20XX also features Daily and Weekly challenges on normal and hardcore difficulty modes. If the player has mastered 20XX, these are a decent place to test their skills. When the player either dies or beats the run, they will get a score based on how far they got and how much time was spent in their playthrough. 20XX also has a Boss Rush mode (known as Rush Job in 20XX), where the player goes up against all of 20XX’s bosses one after another. If the player has a particular run they want to play through, they can use the Seed Racer to see how fast they can complete that run. Their score then gets featured on the global leaderboards. Since I have never been too concerned with high scores, I prefer to stick to the main modes.
As much as I praise 20XX, it is not perfect. The aforementioned fast-paced nature can be overwhelming for those who have never played games like Mega Man. Even for those who have played those kinds of games before, the first few runs of 20XX can catch players off guard as the difficulty creep is subtle enough to overlook.
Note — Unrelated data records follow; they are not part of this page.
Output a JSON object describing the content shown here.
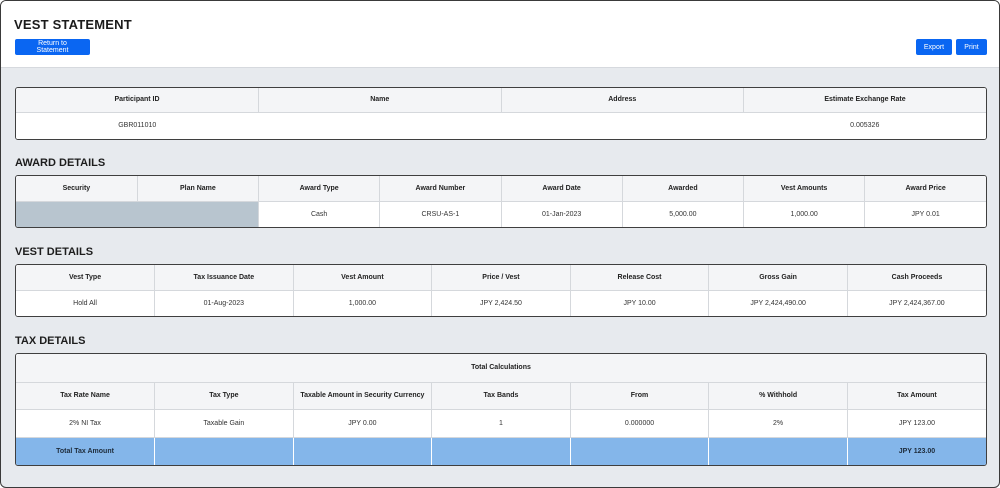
{
  "header": {
    "title": "VEST STATEMENT",
    "return_label": "Return to Statement",
    "export_label": "Export",
    "print_label": "Print"
  },
  "participant": {
    "columns": [
      "Participant ID",
      "Name",
      "Address",
      "Estimate Exchange Rate"
    ],
    "row": [
      "GBR011010",
      "",
      "",
      "0.005326"
    ]
  },
  "award": {
    "title": "AWARD DETAILS",
    "columns": [
      "Security",
      "Plan Name",
      "Award Type",
      "Award Number",
      "Award Date",
      "Awarded",
      "Vest Amounts",
      "Award Price"
    ],
    "row": [
      "",
      "",
      "Cash",
      "CRSU-AS-1",
      "01-Jan-2023",
      "5,000.00",
      "1,000.00",
      "JPY 0.01"
    ]
  },
  "vest": {
    "title": "VEST DETAILS",
    "columns": [
      "Vest Type",
      "Tax Issuance Date",
      "Vest Amount",
      "Price / Vest",
      "Release Cost",
      "Gross Gain",
      "Cash Proceeds"
    ],
    "row": [
      "Hold All",
      "01-Aug-2023",
      "1,000.00",
      "JPY 2,424.50",
      "JPY 10.00",
      "JPY 2,424,490.00",
      "JPY 2,424,367.00"
    ]
  },
  "tax": {
    "title": "TAX DETAILS",
    "caption": "Total Calculations",
    "columns": [
      "Tax Rate Name",
      "Tax Type",
      "Taxable Amount in Security Currency",
      "Tax Bands",
      "From",
      "% Withhold",
      "Tax Amount"
    ],
    "row": [
      "2% NI Tax",
      "Taxable Gain",
      "JPY 0.00",
      "1",
      "0.000000",
      "2%",
      "JPY 123.00"
    ],
    "total": [
      "Total Tax Amount",
      "",
      "",
      "",
      "",
      "",
      "JPY 123.00"
    ]
  },
  "colors": {
    "accent": "#0a66f2",
    "total_row": "#84b6ea",
    "security_cell": "#b8c5cf",
    "background": "#e7eaee"
  }
}
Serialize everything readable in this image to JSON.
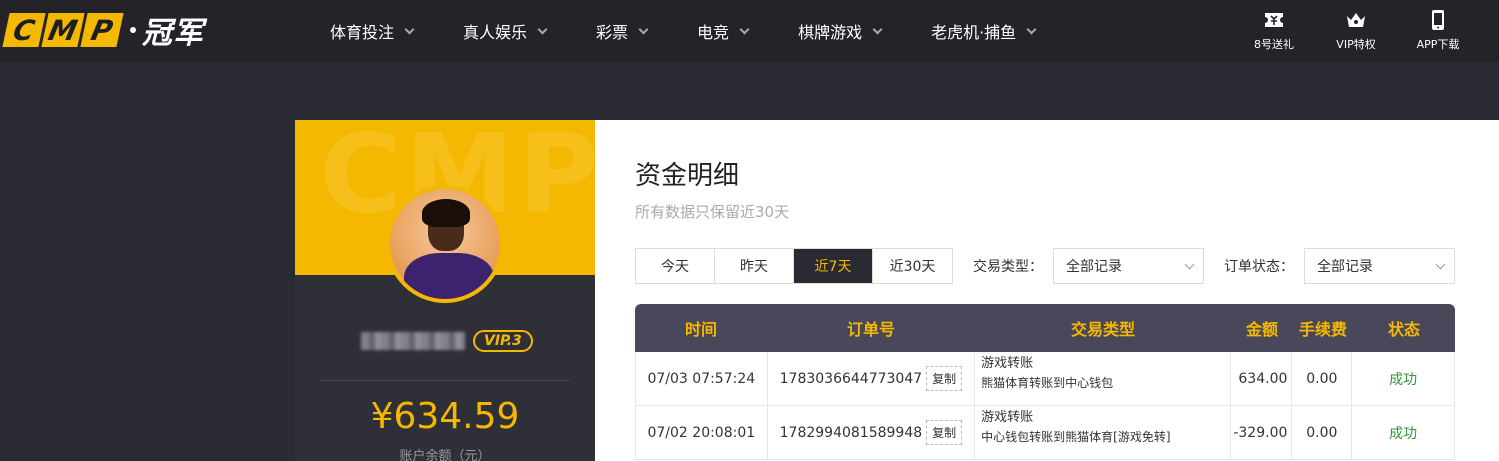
{
  "header": {
    "logo_letters": [
      "C",
      "M",
      "P"
    ],
    "logo_cn": "冠军",
    "nav": [
      {
        "label": "体育投注"
      },
      {
        "label": "真人娱乐"
      },
      {
        "label": "彩票"
      },
      {
        "label": "电竞"
      },
      {
        "label": "棋牌游戏"
      },
      {
        "label": "老虎机·捕鱼"
      }
    ],
    "actions": [
      {
        "label": "8号送礼",
        "icon": "gift-ticket-icon"
      },
      {
        "label": "VIP特权",
        "icon": "crown-icon"
      },
      {
        "label": "APP下载",
        "icon": "phone-icon"
      }
    ]
  },
  "profile": {
    "banner_text": "CMP",
    "vip": "VIP.3",
    "balance": "¥634.59",
    "balance_label": "账户余额（元）"
  },
  "main": {
    "title": "资金明细",
    "subtitle": "所有数据只保留近30天",
    "date_tabs": [
      {
        "label": "今天",
        "active": false
      },
      {
        "label": "昨天",
        "active": false
      },
      {
        "label": "近7天",
        "active": true
      },
      {
        "label": "近30天",
        "active": false
      }
    ],
    "filters": {
      "type_label": "交易类型：",
      "type_value": "全部记录",
      "status_label": "订单状态：",
      "status_value": "全部记录"
    },
    "table": {
      "headers": [
        "时间",
        "订单号",
        "交易类型",
        "金额",
        "手续费",
        "状态"
      ],
      "copy_label": "复制",
      "rows": [
        {
          "time": "07/03 07:57:24",
          "order": "1783036644773047",
          "type": "游戏转账",
          "type_detail": "熊猫体育转账到中心钱包",
          "amount": "634.00",
          "fee": "0.00",
          "status": "成功"
        },
        {
          "time": "07/02 20:08:01",
          "order": "1782994081589948",
          "type": "游戏转账",
          "type_detail": "中心钱包转账到熊猫体育[游戏免转]",
          "amount": "-329.00",
          "fee": "0.00",
          "status": "成功"
        }
      ]
    }
  },
  "colors": {
    "accent": "#f5b800",
    "header_bg": "#232329",
    "page_bg": "#2a2a32",
    "success": "#2e9a3a"
  }
}
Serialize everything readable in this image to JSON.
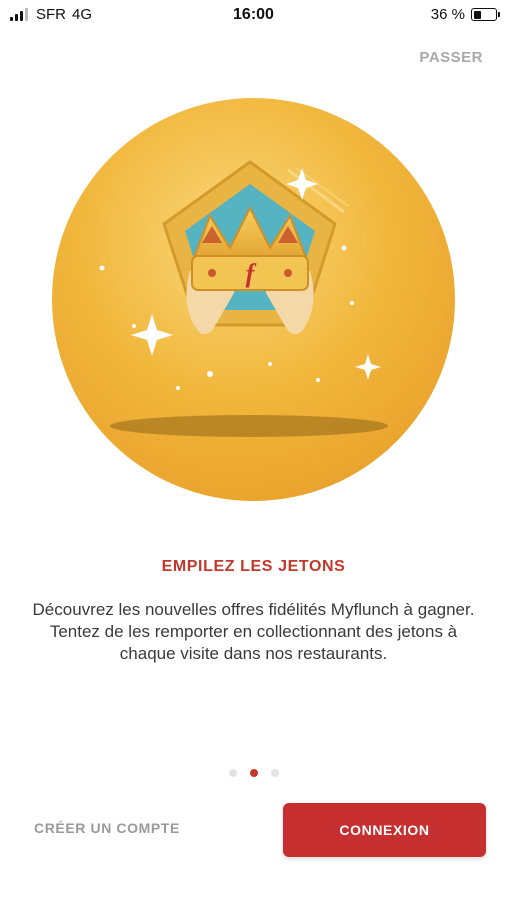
{
  "status_bar": {
    "carrier": "SFR",
    "network": "4G",
    "time": "16:00",
    "battery_text": "36 %",
    "battery_level": 0.36
  },
  "skip_label": "PASSER",
  "hero": {
    "illustration": "crown-token-illustration",
    "crown_letter": "f"
  },
  "onboarding": {
    "title": "EMPILEZ LES JETONS",
    "description": "Découvrez les nouvelles offres fidélités Myflunch à gagner. Tentez de les remporter en collectionnant des jetons à chaque visite dans nos restaurants.",
    "page_count": 3,
    "active_page": 2
  },
  "buttons": {
    "create_account": "CRÉER UN COMPTE",
    "login": "CONNEXION"
  },
  "colors": {
    "accent": "#c62f2f",
    "title": "#c0392b",
    "gold": "#f1b73c",
    "teal": "#4fb3c2"
  }
}
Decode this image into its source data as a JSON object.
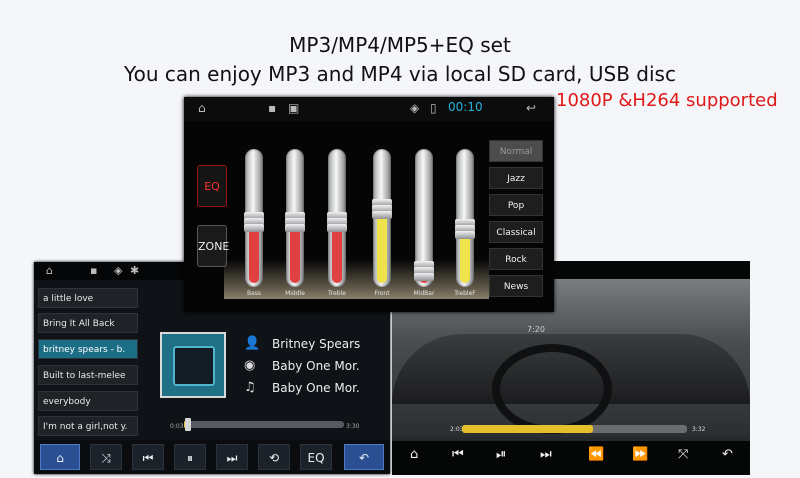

While it is easy to track where the player is on screen, it is sometimes hard to keep track of how many projectiles there are. When this happens, the game feels like a bullet hell and becomes onerous.
Ironically, my second grievance with 20XX is that it is easy to master. If the player plays games like the Mega Man series regularly, they will need far fewer runs to beat 20XX. My friend and I, being long-time fans of the Mega Man X series, beat 20XX on our second try. Even though the obstacles are randomly generated, they don’t feel much more different upon multiple playthroughs. While it is true that with the harder mode, the player can add mods to make the playthrough harder, it still feels slightly shallow.
Even though 20XX’s difficulty is a little inconsistent; it’s excellent gameplay, soundtrack, and addictive nature make it infinitely replayable. 20XX is a strong recommendation for those looking for a great Mega Man X inspired game with tons of action.